> _Task brief_: At the line containing "Extract the structured", begin retyping, and continue word for word until the records below run out.

[Page and application data records]

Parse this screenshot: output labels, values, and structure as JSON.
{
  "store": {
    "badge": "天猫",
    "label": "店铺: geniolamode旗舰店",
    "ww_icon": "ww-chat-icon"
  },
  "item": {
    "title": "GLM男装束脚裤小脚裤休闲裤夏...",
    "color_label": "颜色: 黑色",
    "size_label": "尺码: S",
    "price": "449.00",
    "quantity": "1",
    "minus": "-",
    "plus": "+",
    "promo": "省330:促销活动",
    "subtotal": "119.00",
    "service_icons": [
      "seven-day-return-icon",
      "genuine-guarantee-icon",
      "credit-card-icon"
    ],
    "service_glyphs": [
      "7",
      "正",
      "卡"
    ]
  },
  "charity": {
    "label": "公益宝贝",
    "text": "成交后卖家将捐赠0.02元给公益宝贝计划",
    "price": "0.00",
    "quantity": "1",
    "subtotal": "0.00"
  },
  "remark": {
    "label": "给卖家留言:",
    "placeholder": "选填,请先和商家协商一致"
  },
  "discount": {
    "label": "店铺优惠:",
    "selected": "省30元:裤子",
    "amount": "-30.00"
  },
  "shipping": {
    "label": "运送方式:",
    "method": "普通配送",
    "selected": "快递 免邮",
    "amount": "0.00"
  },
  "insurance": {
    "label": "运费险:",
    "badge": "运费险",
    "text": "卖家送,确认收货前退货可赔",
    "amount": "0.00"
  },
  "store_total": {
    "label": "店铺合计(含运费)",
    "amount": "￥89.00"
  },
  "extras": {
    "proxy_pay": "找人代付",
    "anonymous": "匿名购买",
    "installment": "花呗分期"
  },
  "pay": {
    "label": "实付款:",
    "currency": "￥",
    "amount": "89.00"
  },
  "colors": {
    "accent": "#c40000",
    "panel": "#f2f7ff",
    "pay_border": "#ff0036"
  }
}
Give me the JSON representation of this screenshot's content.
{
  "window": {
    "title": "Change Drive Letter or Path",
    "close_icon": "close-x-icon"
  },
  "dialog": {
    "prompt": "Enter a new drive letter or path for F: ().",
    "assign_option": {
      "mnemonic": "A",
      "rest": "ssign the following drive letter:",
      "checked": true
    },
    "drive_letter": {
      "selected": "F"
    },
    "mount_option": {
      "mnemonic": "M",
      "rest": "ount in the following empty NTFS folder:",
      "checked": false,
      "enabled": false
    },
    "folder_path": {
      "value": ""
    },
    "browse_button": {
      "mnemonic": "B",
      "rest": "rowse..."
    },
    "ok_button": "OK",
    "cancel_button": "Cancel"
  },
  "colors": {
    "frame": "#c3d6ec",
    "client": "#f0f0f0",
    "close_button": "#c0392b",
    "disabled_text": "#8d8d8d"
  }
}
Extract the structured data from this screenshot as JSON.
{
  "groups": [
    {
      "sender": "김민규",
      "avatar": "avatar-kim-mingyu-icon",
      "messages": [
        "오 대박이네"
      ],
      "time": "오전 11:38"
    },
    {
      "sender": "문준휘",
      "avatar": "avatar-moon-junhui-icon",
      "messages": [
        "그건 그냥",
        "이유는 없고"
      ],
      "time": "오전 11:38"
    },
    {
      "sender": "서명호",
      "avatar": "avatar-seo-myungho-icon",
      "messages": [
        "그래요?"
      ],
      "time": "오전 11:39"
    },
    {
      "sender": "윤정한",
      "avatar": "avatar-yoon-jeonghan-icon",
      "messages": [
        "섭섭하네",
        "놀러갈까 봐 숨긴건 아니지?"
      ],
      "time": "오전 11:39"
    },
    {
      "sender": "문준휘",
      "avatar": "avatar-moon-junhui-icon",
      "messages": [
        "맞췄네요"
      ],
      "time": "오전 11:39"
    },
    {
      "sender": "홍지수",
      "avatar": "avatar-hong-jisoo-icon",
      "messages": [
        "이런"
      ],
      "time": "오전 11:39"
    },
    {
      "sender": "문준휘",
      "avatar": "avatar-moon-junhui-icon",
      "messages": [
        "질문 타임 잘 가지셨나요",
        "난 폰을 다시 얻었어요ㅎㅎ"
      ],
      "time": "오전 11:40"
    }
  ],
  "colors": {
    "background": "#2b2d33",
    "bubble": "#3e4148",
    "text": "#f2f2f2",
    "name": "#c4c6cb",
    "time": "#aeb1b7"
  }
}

> _Solution to this task_:
Extract the structured data from this screenshot as JSON.
{
  "groups": [
    {
      "sender": "김민규",
      "avatar": "avatar-kim-mingyu-icon",
      "messages": [
        "오 대박이네"
      ],
      "time": "오전 11:38"
    },
    {
      "sender": "문준휘",
      "avatar": "avatar-moon-junhui-icon",
      "messages": [
        "그건 그냥",
        "이유는 없고"
      ],
      "time": "오전 11:38"
    },
    {
      "sender": "서명호",
      "avatar": "avatar-seo-myungho-icon",
      "messages": [
        "그래요?"
      ],
      "time": "오전 11:39"
    },
    {
      "sender": "윤정한",
      "avatar": "avatar-yoon-jeonghan-icon",
      "messages": [
        "섭섭하네",
        "놀러갈까 봐 숨긴건 아니지?"
      ],
      "time": "오전 11:39"
    },
    {
      "sender": "문준휘",
      "avatar": "avatar-moon-junhui-icon",
      "messages": [
        "맞췄네요"
      ],
      "time": "오전 11:39"
    },
    {
      "sender": "홍지수",
      "avatar": "avatar-hong-jisoo-icon",
      "messages": [
        "이런"
      ],
      "time": "오전 11:39"
    },
    {
      "sender": "문준휘",
      "avatar": "avatar-moon-junhui-icon",
      "messages": [
        "질문 타임 잘 가지셨나요",
        "난 폰을 다시 얻었어요ㅎㅎ"
      ],
      "time": "오전 11:40"
    }
  ],
  "colors": {
    "background": "#2b2d33",
    "bubble": "#3e4148",
    "text": "#f2f2f2",
    "name": "#c4c6cb",
    "time": "#aeb1b7"
  }
}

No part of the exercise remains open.